Author: D. Pfoser
Master Thesis: MT9502 (September, 1995)
Supervised by: o. Univ.-Prof. Dr. Michael Schrefl
Instructed by: Prof. Dr. Jan Paredaens
Accomplished at: University Linz, Department for Business Informatics - Data & Knowledge Engineering


Abstract (English):

Geographical Information Systems, GIS, are a recent development in computer science. The goal of GIS, we might also call them spatial databases, is to manipulate spatial information and make useful information from the geographic data stored in the database, readily available.

Solving the twofold problem of representing and manipulating spatial information is the aim of this work.

The first part of this work studies existing theoretical models. previous works describe a way to model spatial information by means of elemental spatial entities in the Euclidean Space. Further discussion is about topological relationships which are a subset of a given set of operators defined on elemental spatial entities.

In later chapters the focus is on representing spatial data in a given database system. The models described are the result of experimental prototyping. For this process I used the DBMS Postgres and a graphical frontend application, CEO++, to display the results of query processing.

Spatial data used in this process were obtained from the Tiger/Line Census dataset.

The two described models represent two extremes. The database containing spatial information modeled by means of a graph is a traditional system whereas spatial data types are a semantical extension of the database. The purpose of this work is to bridge the gap between existing theoretical concepts for dealing with spatial information and a practical approach.

Why make such an effort to display some cheesy lines?

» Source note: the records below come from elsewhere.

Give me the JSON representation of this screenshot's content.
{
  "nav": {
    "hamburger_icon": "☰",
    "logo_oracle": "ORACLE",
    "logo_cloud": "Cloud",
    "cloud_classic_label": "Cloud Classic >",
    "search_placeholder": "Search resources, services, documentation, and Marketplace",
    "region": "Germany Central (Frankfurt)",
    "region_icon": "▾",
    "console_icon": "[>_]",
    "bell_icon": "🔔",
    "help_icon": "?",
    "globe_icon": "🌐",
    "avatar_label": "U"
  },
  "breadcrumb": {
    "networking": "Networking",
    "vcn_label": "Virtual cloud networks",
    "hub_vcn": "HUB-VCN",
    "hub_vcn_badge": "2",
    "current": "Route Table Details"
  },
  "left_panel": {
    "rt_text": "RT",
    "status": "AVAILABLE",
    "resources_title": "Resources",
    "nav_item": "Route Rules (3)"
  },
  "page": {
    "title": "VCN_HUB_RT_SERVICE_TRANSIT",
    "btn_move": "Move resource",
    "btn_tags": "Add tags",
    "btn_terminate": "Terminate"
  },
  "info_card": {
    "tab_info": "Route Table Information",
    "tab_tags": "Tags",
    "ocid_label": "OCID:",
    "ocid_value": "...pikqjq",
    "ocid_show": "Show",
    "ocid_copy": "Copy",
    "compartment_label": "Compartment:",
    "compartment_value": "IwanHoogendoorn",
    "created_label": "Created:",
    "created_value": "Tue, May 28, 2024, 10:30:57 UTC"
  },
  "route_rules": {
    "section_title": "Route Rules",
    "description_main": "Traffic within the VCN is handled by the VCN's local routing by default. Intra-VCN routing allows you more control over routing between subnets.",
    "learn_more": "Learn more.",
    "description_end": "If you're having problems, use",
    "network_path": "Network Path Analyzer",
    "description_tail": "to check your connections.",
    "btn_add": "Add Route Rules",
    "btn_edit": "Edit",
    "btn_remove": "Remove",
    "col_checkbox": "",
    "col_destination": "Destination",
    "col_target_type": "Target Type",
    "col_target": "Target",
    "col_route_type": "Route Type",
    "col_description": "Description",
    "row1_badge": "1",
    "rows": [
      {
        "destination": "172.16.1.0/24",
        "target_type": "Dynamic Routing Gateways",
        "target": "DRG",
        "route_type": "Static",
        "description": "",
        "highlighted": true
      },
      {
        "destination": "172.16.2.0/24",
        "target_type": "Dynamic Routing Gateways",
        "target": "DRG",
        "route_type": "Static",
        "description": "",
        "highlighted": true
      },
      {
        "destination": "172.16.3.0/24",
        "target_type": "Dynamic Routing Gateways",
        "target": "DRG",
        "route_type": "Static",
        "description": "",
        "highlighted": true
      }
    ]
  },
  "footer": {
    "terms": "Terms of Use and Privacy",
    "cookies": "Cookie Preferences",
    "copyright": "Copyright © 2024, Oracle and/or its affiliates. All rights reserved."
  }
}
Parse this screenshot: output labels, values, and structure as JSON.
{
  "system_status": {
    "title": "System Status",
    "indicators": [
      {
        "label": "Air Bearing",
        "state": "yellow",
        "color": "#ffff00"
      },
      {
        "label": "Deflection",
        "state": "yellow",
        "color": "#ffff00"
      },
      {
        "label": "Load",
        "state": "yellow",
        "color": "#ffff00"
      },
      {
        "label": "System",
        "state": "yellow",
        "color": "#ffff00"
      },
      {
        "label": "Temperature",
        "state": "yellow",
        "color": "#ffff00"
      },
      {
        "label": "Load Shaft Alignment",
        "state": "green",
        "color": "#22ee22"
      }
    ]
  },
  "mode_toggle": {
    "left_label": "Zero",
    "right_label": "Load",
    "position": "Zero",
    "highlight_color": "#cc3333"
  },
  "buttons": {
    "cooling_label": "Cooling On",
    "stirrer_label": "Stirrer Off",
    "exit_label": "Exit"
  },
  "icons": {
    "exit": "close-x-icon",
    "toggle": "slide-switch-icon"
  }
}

Why use a system software like Postgres which is on the one hand full of bugs, and on the other hand tricky to install and run?

To obtain everything from nothing, to group fancy numbers to valuable geographic information?

Good question.

This whole enterprise started as a part of a bigger project, MAGNUM. Though it was not planned in the beginning, my little part in the bigger game became more and more independent. Of course there is still relevance to the original goal of designing a prototype for a geographic information system, GIS, but the longer the work lasted, the larger became my personal need to know more about GIS in general. My interest in the underlying mathematical theory as well as the current state of the art of GIS research grew.

This demand also is not temporary. In the long term, this topic also might serve as a basis for my Ph.D. thesis.

Things, and therefore interests change. This could be a summarizing statement for research in general. In particular, it was an experience I encountered during the work on this thesis. Never be afraid of confessing a change in your attitudes, whether they are in work or in life. Let them influence your personal evolution and never be afraid of them.